Greg Forster thinks (at least I think he thinks) that the difference between rewards and bribes is purely semantic. But semantic distinctions are born to relate and describe real distinctions and degrees, no? Otherwise, we'd have but one word (briwards, maybe) for the concept in question. I argued that Michelle Rhee's KIPP-based justification of her plan to pay students to induce their good behavior overlooks several basic points, such as the real difference between KIPP Dollars and American dollars and that KIPP rewards its students for behavior it already expects while Rhee's plan bribes students to do that which they already should.

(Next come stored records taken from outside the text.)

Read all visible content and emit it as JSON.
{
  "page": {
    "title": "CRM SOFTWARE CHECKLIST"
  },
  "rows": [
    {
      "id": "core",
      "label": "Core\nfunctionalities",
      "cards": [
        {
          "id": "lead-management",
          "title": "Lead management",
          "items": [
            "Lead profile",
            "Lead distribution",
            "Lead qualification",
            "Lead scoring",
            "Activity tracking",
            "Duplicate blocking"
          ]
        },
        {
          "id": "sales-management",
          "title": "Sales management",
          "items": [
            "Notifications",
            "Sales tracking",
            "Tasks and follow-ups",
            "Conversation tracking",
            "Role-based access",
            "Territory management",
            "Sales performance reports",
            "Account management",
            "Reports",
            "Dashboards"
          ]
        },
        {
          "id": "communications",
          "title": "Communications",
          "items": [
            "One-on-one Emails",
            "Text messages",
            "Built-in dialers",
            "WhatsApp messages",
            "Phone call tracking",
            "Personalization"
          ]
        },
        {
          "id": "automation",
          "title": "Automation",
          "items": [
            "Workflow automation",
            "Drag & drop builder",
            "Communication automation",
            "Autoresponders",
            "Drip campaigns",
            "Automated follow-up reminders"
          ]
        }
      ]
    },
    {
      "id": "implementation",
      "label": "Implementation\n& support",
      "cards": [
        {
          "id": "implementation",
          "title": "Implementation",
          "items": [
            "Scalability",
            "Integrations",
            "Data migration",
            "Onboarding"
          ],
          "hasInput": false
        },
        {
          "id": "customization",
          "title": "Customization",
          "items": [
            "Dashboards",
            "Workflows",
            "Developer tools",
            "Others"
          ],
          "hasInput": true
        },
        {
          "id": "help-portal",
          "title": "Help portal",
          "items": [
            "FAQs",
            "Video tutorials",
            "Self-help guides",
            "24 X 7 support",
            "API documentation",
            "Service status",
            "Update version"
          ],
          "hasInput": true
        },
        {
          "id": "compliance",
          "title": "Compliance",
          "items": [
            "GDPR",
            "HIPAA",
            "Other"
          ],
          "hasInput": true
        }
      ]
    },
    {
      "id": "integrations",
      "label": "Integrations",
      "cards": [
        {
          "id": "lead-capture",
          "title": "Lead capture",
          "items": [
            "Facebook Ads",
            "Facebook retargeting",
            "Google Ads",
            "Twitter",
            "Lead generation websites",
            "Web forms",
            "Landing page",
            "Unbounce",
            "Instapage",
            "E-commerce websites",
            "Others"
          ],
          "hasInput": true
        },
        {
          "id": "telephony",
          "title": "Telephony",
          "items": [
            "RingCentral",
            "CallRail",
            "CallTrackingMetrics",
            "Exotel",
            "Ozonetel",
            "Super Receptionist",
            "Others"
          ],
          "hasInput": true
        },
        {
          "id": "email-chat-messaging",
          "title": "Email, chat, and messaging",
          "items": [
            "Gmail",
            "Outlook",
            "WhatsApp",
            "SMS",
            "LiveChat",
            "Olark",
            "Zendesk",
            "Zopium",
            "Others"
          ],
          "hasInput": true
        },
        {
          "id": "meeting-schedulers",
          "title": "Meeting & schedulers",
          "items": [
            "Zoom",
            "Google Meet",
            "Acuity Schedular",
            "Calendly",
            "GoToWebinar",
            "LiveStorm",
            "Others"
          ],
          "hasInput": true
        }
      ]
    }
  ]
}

Forster doesn't understand the difference between KIPP's rewards and Rhee's bribes. I'll explain it again, but differently. Suppose: Iran refuses to cease its nuclear-weapons development despite the world's protestations. America therefore offers to give Iran $5 billion in annual aid and lift sanctions if the Islamic nation pulls the plug on nuclear dabbling. Behold--bribery! Now suppose Iran voluntarily ends nuclear-related nonsense and, for the most part, behaves itself. America then decides to lift sanctions and transfer funds to Tehran, but only so long as Tehran continues to play by the rules. Behold--a reward!


Liam Julian

The Heritage Foundation's Dan Lips writes today, on National Review Online (where "Education Week" continues), more about the Republican eschewal of No Child Left Behind.

I'm in Scottsdale, Arizona today (projected high: 99 degrees) for an education reform summit hosted by the State Policy Network, the Alliance for School Choice, and the Friedman Foundation. Savvy readers will surmise that at such an event, "school reform" equals "private school choice," and that no keynoter would be appropriate other than the 60's-radical-turned-school-choice-godfather Howard Fuller. (They'd be right.)

Fuller is not known for dry oratory, and he gave a real stem winder of an address today. He took some shots at Barack Obama, whom he supports for president, for calling for change and yet not being willing to break with the teachers unions over choice. But he saved most of his fire for none other than my good friends Rick Hess and Sol Stern. (He went out of his way to say that he "likes Rick." Sorry, Sol.)

He argued that both think tankers quoted him selectively in recent articles (this one by Sol ; Rick's is listed here but not yet available online). For instance, in the current issue of The American , Rick writes:

Howard Fuller, patron saint of the voucher program, has wryly acknowledged, "I think